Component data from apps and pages
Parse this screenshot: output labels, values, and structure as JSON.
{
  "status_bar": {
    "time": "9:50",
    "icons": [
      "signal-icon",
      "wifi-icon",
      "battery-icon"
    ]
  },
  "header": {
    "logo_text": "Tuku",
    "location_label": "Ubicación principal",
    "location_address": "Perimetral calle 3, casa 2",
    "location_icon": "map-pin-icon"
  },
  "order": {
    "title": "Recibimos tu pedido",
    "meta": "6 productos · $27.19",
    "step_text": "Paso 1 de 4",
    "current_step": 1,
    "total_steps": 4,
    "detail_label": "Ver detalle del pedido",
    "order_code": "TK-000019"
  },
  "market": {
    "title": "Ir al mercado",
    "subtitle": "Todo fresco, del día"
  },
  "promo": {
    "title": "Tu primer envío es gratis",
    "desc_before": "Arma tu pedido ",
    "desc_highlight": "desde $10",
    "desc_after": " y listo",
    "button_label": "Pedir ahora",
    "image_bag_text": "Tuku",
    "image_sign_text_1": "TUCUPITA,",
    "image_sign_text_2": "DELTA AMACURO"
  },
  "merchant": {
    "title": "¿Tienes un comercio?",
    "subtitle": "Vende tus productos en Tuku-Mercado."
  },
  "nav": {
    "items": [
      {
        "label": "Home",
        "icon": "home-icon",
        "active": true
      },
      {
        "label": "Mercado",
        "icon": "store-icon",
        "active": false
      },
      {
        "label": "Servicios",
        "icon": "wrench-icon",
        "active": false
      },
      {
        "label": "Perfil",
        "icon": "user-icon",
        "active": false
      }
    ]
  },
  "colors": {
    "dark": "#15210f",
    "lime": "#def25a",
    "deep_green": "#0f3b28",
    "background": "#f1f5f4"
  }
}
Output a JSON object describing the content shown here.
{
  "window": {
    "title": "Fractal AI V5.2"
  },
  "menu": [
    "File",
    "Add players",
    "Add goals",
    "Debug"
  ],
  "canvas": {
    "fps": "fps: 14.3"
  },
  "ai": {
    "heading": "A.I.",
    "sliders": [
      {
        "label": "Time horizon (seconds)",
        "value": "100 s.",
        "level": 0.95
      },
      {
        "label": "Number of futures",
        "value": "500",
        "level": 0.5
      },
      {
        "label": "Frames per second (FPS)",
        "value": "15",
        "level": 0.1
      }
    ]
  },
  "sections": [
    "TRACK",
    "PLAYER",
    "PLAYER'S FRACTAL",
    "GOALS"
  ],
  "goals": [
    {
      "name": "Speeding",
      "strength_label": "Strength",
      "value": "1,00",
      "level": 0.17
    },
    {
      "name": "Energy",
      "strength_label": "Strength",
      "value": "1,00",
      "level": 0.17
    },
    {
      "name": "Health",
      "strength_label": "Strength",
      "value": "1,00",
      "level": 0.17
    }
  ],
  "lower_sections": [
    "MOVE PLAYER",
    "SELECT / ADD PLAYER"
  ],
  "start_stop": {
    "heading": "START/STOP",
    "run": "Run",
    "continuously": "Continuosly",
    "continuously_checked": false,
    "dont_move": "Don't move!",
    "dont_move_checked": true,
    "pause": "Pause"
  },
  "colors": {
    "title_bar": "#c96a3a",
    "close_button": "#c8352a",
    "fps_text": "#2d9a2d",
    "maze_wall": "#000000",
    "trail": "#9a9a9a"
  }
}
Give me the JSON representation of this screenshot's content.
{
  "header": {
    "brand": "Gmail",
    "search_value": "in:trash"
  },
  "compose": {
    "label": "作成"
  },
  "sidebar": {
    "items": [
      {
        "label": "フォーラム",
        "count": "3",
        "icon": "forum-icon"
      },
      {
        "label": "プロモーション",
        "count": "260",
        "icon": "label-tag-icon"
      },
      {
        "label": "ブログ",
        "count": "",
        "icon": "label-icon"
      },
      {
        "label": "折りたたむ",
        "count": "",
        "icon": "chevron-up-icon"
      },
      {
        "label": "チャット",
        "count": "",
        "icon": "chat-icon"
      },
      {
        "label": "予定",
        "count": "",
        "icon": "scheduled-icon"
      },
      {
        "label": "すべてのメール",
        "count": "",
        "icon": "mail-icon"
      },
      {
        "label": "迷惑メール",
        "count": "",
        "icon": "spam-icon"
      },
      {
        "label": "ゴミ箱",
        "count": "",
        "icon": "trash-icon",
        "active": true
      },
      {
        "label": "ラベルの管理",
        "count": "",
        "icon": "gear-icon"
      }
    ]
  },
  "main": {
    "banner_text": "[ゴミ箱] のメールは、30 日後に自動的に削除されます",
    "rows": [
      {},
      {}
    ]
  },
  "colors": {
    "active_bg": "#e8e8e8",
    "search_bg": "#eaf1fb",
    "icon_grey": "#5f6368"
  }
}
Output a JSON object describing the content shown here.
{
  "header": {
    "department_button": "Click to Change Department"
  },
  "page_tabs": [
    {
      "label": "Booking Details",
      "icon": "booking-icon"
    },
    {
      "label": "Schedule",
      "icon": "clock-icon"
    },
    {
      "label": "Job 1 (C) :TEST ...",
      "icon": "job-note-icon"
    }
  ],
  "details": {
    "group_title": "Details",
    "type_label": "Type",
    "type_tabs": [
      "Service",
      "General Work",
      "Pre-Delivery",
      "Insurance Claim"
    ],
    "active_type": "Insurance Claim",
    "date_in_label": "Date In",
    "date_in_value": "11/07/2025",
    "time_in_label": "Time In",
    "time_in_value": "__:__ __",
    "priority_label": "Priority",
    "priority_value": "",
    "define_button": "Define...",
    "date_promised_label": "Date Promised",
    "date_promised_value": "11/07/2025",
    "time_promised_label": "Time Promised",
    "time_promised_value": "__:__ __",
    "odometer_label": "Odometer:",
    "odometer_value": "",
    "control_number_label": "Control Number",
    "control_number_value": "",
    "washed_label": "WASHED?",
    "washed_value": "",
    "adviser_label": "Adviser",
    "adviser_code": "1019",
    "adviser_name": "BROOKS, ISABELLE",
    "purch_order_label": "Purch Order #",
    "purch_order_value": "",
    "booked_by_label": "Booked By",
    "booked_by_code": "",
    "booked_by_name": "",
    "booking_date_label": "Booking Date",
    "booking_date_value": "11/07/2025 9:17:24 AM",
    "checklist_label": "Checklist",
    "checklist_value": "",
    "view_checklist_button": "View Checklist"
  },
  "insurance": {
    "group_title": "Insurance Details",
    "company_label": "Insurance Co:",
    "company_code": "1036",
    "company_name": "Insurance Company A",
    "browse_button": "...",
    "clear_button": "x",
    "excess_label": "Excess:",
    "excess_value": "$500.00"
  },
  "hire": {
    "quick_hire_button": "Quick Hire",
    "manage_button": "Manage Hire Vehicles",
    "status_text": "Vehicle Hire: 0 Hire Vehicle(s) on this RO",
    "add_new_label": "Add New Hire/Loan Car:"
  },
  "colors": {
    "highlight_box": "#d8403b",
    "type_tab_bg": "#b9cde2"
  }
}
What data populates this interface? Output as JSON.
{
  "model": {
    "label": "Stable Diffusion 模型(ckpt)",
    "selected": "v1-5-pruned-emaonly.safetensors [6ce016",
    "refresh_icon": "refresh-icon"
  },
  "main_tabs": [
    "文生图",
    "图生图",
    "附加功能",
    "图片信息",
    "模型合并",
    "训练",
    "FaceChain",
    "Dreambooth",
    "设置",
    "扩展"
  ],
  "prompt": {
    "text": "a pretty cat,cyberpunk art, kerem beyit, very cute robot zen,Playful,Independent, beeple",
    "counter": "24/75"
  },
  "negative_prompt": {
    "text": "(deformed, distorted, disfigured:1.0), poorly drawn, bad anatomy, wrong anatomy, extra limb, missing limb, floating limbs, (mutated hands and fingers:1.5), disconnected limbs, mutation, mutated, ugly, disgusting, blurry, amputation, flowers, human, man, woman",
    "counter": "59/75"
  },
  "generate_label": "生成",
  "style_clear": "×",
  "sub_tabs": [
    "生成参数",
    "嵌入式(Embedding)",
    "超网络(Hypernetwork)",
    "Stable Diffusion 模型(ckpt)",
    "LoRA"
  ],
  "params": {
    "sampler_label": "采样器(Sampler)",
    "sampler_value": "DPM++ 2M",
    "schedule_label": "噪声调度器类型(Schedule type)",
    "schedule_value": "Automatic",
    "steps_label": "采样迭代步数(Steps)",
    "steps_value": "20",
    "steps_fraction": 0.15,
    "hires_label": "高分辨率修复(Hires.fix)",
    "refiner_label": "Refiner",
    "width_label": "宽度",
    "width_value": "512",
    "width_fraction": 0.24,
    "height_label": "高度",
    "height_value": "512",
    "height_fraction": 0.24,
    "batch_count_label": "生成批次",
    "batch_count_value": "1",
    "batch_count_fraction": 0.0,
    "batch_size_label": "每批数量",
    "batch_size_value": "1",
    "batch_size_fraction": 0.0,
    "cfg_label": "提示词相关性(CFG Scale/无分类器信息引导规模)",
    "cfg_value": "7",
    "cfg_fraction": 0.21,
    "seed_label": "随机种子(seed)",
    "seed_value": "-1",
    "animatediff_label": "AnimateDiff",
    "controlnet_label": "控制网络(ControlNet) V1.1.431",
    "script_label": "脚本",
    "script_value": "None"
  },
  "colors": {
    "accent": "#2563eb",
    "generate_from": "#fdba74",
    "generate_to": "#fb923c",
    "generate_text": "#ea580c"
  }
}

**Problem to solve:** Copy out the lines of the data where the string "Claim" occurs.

**Solution to this problem:**
      "Insurance Claim"
    "active_type": "Insurance Claim",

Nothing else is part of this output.